72751 - Characterization of Stone Materials

Course Unit Page


This teaching activity contributes to the achievement of the Sustainable Development Goals of the UN 2030 Agenda.

Good health and well-being Quality education Sustainable cities

Academic Year 2021/2022

Learning outcomes

At the end of the course the student will acquire knowledge of the main types of natural stones of ancient and modern employment. The student will be able to: -recognize the most common minerals and their physical properties; -identify and classify the most important rock types employed in historical and modern buildings; -be acquainted with main pottery classes and artificial stones (bricks, mortar); -define the mineralogical and geochemical composition and deterioration products of ceramic and stone materials; -be acquainted with petrographic methods used for the characterization of stone materials.

Course contents

Introduction to mineralogy: short introduction to the most important rock-forming minerals (quartz, feldspars, micas, pyroxenes, amphiboles, calcite-dolomite, gypsum, pyrite, clays). 

Natural stone materials of ancient and modern employment (granites, marbles and stones). Short introduction to processes of rock formation. Classification and systematic description of igneous (plutonic and volcanic) rocks. Classification and description of metamorphic rocks. Classification and description of sedimentary (clastic, limestones) rocks. Systematic exam and description of marbles used in the classical antiquity.

Production and employment of ceramic materials (pottery and bricks). Binder, mortar, plaster, concrete and mosaics. Decay morphologies and deterioration mechanism of stones. Sampling, cataloguing and elaboration of a diagnostic project. Mineralogical-petrographic study of natural and artificial stone materials through polarizing optical-microscopy (PLM), X-ray diffraction (XRD), X-ray fluorescence (XRF), scanning electron microscopy (SEM) end EDS microanalysis, thermogravimetry-differential thermal analisys (TG-DTA), (DTG). Evaluation of experimental mineralogical and chemical data and their graphic representation.

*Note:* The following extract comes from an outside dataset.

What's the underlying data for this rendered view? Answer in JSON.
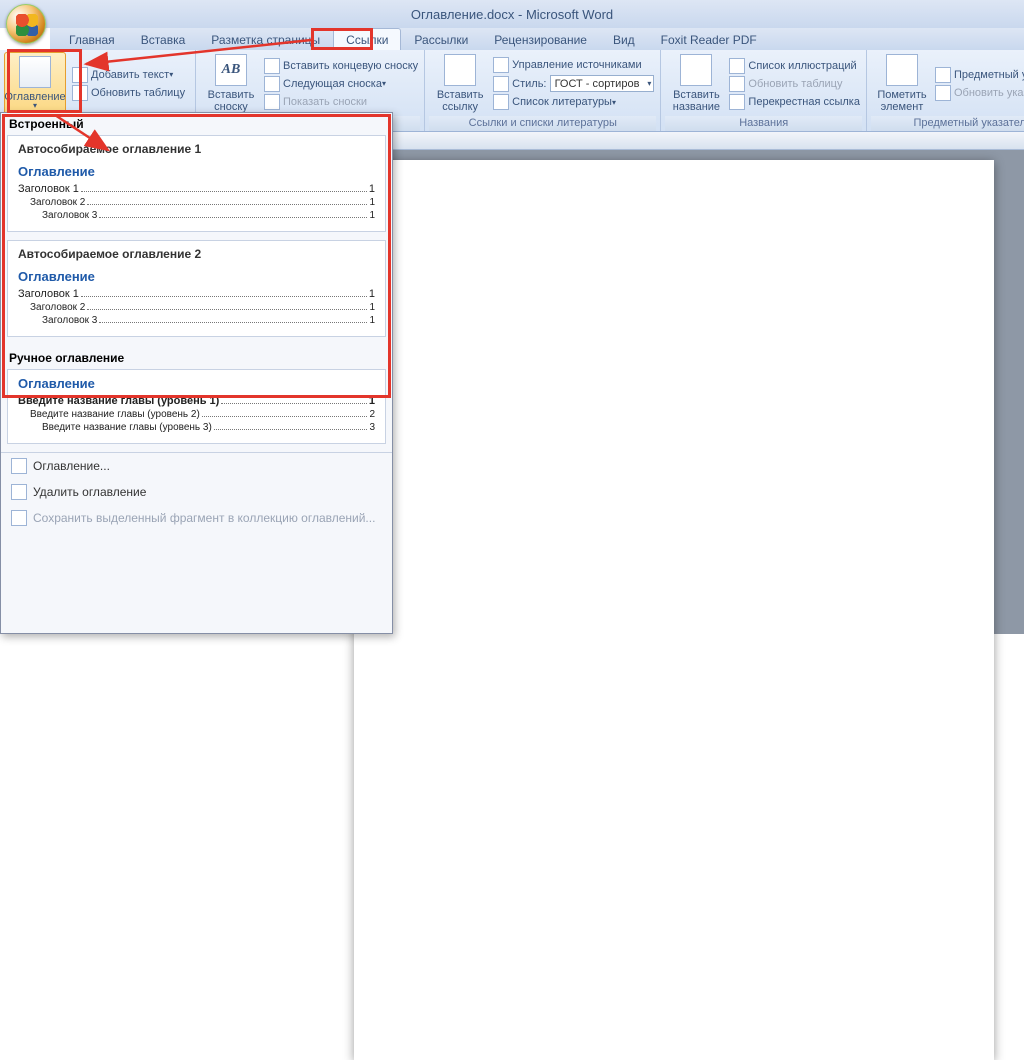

The course is completed with outdoor laboratories in Ravenna and Bologna with observation of the use of stones (both antique and contemporary).


Primavori P. (1999): Planet Stone. Zusi Ed., Verona. ISBN 88-900067-1-4

Orton C., Tyres P., Vince A. (1993): Pottery in archaeology. Cambridge University Press. ISBN 798-0-521-44597-9

Hodges H. (2009): Artifacts. Duckworth London. ISBN 978-0715623169

Klein C., Philpotts A.R. (2016): Earth Materials. Cambridge University Press. ISBN 978-1316608852.

Ingham J.P. (2013) Geomaterials under the microscope. Academic Press

Teaching methods

The course consists of lectures and laboratory exercises. The teaching activity will be developed in collaboration with sector’s specialists of the Bologna University and will be supplemented with visits at monuments.

Assessment methods

The final exam consists of a paper dealing with a topic covered in class, aimed at the evaluation of the theoretical knowledge acquired during the course, the possession of a specific language and the acquisition of an organic vision of the topics covered in class.
Good or excellent grades can be achieved by students who demonstrate a critical knowledge of the subject, who are able to apply theoretical concepts to practical examples and make use of an appropriate language. Mostly mnemonic knowledge, limited abilities of synthesis and analysis and imprecise language lead to grades ranging from discrete to sufficient. Important gaps, inappropriate language, lack of an overview of the topics covered will inevitably lead to a barely adequate grade or to a negative evaluation.

Teaching tools

LCD projector for Power Point presentations. Collections of rocks samples and thin sections of rocks, bricks, mortars and ceramics. Transmitted Polarized Light Microscopes, photomicroscope with digital camera, XRD, XRF and SEM-EDS. Thermogravimetry-differential thermal analisys (TG-DTA), (DTG).

Office hours

See the website of Giorgio Gasparotto

See the website of Giuseppe Maria Bargossi